In the diagram to the right, the grid represents the plane of the Earth's orbit around the Sun. As it circles the Earth, the Moon passes through the Earth–Sun plane twice each month, at the points on the left and right labelled as nodes. A lunar eclipse results when one of these node crossings happens to coincide with full moon, which happens roughly once every six months.

Visibility of the eclipse

Eclipses of the Moon are visible anywhere where the Moon is above the horizon at the time. Since the geometry of lunar eclipses requires that the Moon is directly opposite the Sun in the sky, the Moon can be seen above the horizon anywhere where the Sun is beneath the horizon.

The map below shows where the eclipse of February 20 will be visible.

Map of where the eclipse of February 1989 will be visible.
Map of where the eclipse of February 1989 will be visible. Click here to expand.

Further information

This eclipse is a member of Saros series 123. The exact position of the Moon at the midpoint of the eclipse is as follows:

Object Right Ascension Declination Constellation Angular Size
The Moon 10h16m +10°57' Leo 29'38"

The coordinates above are given in J2000.0.

The sky on 17 July 2019
Sunrise
05:56
Sunset
20:33
Twilight ends
22:26
Twilight begins
04:03

15-day old moon
Waning Gibbous

99%

15 days old

Planets
Rise Culm. Set
Mercury 06:41 13:36 20:31
Venus 05:19 12:42 20:06
Moon 21:24 01:30 06:19
Mars 07:11 14:18 21:26
Jupiter 17:36 22:23 03:13
Saturn 19:51 00:42 05:28
All times shown in EDT.

Source

Espanak, F., & Meeus, J., Five Millennium Canon of Lunar Eclipses: -1999 to +3000, NASA Technical Publication TP-2009-214172 (2009)

You may embed the map above in your own website. It is licensed under the Creative Commons Attribution 3.0 Unported license, which allows you to copy and/or modify it, so long as you credit In-The-Sky.org.

You can download it from:
https://in-the-sky.org/news/eclipses/lunar_198902.png

Related news

20 Feb 1989  –  Full Moon
28 Feb 1989  –  Moon at Last Quarter
07 Mar 1989  –  New Moon
14 Mar 1989  –  Moon at First Quarter

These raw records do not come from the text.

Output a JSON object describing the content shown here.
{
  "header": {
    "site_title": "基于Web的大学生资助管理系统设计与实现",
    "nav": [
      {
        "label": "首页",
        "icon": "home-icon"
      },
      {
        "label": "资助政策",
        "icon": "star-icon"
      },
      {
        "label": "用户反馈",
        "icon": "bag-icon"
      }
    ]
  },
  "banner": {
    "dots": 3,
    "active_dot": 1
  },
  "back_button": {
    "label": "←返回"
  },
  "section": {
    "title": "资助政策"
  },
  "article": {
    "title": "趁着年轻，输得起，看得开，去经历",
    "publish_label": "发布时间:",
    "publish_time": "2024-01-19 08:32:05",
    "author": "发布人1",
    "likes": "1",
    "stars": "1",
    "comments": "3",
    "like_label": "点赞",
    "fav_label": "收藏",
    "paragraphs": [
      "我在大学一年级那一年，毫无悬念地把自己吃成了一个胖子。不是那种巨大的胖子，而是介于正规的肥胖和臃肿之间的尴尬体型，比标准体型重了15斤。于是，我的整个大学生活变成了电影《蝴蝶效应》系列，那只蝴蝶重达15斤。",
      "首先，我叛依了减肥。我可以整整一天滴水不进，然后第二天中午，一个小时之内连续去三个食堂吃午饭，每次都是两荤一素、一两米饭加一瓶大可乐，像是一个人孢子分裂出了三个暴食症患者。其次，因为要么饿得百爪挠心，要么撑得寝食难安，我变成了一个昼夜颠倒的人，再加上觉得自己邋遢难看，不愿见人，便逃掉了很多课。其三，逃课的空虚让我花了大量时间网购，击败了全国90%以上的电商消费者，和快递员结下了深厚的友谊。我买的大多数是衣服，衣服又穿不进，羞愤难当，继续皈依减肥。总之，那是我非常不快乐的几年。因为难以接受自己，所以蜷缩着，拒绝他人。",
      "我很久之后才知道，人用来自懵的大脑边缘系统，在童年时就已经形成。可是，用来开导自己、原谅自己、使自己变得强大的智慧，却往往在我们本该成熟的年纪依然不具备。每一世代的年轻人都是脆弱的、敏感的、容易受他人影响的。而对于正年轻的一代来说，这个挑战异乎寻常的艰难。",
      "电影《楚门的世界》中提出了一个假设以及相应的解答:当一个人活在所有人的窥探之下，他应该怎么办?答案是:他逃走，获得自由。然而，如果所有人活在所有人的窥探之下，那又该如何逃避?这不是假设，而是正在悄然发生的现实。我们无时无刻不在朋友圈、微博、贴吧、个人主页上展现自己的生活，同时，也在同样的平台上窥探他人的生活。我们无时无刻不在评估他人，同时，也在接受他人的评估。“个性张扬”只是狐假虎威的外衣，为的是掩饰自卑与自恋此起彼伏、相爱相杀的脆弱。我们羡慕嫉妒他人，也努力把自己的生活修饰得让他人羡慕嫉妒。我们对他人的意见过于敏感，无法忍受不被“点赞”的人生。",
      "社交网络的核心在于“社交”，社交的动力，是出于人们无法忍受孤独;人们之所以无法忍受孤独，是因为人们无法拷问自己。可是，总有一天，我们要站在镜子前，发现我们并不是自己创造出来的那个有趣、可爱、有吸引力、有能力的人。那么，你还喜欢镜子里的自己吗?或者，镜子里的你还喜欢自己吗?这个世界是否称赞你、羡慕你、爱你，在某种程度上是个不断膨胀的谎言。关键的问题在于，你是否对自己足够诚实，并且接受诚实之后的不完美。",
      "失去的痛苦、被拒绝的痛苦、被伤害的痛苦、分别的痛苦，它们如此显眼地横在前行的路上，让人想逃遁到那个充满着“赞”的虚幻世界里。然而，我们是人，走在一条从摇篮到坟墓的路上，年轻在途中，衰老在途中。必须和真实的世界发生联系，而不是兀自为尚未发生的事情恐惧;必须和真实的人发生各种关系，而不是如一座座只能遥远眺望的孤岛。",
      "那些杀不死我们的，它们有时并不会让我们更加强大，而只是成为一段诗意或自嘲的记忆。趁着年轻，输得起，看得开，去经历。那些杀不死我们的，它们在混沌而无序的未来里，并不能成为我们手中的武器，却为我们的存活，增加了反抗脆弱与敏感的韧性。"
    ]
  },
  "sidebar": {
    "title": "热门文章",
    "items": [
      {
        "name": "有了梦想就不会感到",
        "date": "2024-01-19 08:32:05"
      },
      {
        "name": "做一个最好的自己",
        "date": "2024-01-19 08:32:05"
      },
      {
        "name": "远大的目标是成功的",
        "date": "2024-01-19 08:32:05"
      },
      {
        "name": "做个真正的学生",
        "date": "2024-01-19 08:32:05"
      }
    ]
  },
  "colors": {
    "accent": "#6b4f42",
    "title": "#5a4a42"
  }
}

Image credit

© John Buonomo, North Billerica, MA.

Ashburn

Latitude:
Longitude:
Timezone:

39.04°N
77.49°W
EDT

Color scheme